Ivanka Trump holds a pretty impressive position, playing confidant to her father, President Donald Trump.
But that hardly makes Ivanka Trump, a recent convert to Judaism, the "most powerful Jewish woman" in the country, as CNN claimed this week.
As far as that particular title is concerned, there are others far more deserving of that honorific.
"Ivanka is arguably the most powerful Jewish woman in America today, someone who has long had a special influence on her father (though doesn't always win him over) and is now settling in as an unpaid adviser to the President," wrote CNN's Maeve Reston and Betsy Klein.
They added, "Her commitment to faith contrasts with Trump, whose outward religious practice has been much more limited. But one question looming over Ivanka is how -- or whether – she will use her status at the top of the new Washington to guide a national conversation about the rising number of threats to Jewish community centers and places of worship."
The article doesn't go on to explain how, exactly, Ivanka Trump is powerful. Readers are left instead to accept this assertion at face value, perhaps because the authors believe being the daughter of a sitting U.S. president comes with immense power.
It doesn't, really.
It's true President Trump frequently turns to his daughter and her husband, Jared Kushner, for advice. To be clear, this is no small thing, and many people would kill to have the sort of influence the Kushners hold in the White House.
However, occasionally having the president's ear is no substitute for real influence or power, especially considering how often the president disregards his counsel. Consider that Ivanka reportedly wanted her father to keep the U.S. in the Paris climate agreement. Look how well that worked out.
If we're talking about actual power, the power to make lasting and damn near irrevocable changes to a country, the title of "most powerful Jewish woman" should go to Supreme Court Justices Ruth Bader Ginsburg and Elena Kagan. Janet Yellen, chair of the Board of Governors of the Federal Reserve System, is also a good option.
The president's daugher? Not so much.

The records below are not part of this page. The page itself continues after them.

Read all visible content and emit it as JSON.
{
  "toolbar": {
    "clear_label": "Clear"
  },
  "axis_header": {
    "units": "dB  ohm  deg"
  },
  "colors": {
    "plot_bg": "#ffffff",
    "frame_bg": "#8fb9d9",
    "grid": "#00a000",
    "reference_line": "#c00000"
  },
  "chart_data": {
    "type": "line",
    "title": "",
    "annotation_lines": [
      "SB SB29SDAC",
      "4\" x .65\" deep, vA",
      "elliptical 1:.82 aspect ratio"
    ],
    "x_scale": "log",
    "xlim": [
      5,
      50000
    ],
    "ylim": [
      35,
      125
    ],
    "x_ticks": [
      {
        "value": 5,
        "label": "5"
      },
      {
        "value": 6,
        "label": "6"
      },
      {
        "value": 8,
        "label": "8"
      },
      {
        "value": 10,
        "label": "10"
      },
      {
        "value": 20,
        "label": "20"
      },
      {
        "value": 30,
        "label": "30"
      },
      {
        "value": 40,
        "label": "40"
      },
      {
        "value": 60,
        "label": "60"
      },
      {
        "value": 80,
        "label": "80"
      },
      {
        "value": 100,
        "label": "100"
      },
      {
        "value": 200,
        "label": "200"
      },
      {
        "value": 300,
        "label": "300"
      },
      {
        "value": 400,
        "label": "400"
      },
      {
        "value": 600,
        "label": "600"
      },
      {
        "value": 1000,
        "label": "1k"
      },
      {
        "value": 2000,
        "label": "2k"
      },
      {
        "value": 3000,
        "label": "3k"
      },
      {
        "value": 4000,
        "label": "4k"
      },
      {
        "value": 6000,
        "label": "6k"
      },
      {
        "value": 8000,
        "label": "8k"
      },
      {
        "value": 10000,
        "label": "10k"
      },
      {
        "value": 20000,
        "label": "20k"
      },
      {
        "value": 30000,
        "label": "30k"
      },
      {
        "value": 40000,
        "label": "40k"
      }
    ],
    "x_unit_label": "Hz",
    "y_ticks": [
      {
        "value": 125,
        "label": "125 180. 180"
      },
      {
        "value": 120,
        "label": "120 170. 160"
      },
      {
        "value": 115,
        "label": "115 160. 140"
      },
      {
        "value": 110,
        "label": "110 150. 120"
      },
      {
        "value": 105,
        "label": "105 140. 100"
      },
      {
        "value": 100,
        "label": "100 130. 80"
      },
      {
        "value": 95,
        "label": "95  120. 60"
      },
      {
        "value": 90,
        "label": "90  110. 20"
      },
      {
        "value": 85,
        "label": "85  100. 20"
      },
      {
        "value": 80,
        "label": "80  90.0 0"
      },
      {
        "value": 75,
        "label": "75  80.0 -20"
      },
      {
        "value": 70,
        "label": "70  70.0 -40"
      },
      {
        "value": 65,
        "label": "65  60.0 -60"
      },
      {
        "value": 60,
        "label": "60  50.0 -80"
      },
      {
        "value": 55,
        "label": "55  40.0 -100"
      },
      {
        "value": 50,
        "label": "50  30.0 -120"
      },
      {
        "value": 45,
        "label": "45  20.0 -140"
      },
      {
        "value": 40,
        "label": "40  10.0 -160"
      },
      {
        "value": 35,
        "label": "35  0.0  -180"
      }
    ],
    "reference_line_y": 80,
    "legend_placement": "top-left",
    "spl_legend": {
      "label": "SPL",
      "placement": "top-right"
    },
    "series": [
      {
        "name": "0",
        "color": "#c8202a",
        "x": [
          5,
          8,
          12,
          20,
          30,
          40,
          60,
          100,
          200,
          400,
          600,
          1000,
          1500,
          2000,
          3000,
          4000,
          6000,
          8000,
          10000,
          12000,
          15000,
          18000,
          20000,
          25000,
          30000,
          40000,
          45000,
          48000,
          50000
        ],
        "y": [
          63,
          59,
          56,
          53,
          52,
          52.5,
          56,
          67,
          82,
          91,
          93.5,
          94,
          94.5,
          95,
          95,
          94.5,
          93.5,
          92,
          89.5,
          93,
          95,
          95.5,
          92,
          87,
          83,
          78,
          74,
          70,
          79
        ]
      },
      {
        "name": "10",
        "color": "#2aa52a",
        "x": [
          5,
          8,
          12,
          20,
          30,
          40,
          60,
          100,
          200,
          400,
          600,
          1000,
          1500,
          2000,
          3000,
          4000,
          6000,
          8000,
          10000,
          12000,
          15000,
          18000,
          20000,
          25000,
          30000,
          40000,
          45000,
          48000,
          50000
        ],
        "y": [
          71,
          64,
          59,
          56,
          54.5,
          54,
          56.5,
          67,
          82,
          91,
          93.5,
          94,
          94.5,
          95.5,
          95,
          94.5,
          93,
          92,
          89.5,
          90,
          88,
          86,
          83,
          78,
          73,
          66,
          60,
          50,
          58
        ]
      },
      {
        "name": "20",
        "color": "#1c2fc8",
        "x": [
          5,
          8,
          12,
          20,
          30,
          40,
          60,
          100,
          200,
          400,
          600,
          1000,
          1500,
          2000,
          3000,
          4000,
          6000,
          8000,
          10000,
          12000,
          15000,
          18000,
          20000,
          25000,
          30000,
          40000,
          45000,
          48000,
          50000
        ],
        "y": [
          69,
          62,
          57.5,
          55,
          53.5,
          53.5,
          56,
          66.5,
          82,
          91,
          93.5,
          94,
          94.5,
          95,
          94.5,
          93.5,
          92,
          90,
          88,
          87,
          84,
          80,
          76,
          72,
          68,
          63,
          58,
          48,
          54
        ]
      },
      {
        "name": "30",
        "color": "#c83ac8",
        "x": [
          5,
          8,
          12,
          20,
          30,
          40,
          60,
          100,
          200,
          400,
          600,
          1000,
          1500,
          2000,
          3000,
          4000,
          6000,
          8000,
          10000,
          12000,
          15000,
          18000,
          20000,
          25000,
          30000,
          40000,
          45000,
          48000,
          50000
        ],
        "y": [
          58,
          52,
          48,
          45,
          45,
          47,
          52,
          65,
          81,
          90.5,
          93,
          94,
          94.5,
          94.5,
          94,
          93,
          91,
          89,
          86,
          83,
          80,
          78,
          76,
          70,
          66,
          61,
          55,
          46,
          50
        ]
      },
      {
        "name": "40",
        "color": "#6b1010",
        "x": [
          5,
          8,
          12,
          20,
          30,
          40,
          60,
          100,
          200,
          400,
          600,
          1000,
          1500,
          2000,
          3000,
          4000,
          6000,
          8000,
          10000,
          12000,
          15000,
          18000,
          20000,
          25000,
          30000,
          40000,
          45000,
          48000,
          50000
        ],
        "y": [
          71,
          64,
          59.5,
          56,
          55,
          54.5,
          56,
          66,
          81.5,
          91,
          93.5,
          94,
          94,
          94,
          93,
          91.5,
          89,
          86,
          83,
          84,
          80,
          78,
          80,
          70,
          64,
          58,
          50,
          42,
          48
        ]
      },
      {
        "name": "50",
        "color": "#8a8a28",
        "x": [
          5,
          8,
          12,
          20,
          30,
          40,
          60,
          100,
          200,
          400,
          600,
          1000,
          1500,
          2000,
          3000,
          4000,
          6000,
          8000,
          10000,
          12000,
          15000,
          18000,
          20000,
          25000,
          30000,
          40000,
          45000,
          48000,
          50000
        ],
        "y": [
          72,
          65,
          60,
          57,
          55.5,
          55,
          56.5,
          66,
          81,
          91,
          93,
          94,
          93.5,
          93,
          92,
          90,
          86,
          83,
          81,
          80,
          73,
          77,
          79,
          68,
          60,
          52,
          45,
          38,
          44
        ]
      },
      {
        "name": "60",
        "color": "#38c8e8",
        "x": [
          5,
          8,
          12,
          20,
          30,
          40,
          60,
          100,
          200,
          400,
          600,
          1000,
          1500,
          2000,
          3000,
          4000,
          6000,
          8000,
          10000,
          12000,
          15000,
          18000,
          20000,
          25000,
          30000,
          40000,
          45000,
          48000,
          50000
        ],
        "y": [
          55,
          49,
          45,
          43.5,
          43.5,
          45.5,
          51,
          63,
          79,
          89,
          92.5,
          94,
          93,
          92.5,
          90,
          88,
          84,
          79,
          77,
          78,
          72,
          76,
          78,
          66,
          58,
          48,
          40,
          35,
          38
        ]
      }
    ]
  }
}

Ivanka Trump may have the ability to whisper into the president's ear for the next four (or eight) years, but none of that compares to the authority and lasting influence of the Supreme Court and the Federal Reserve.
It's not even close.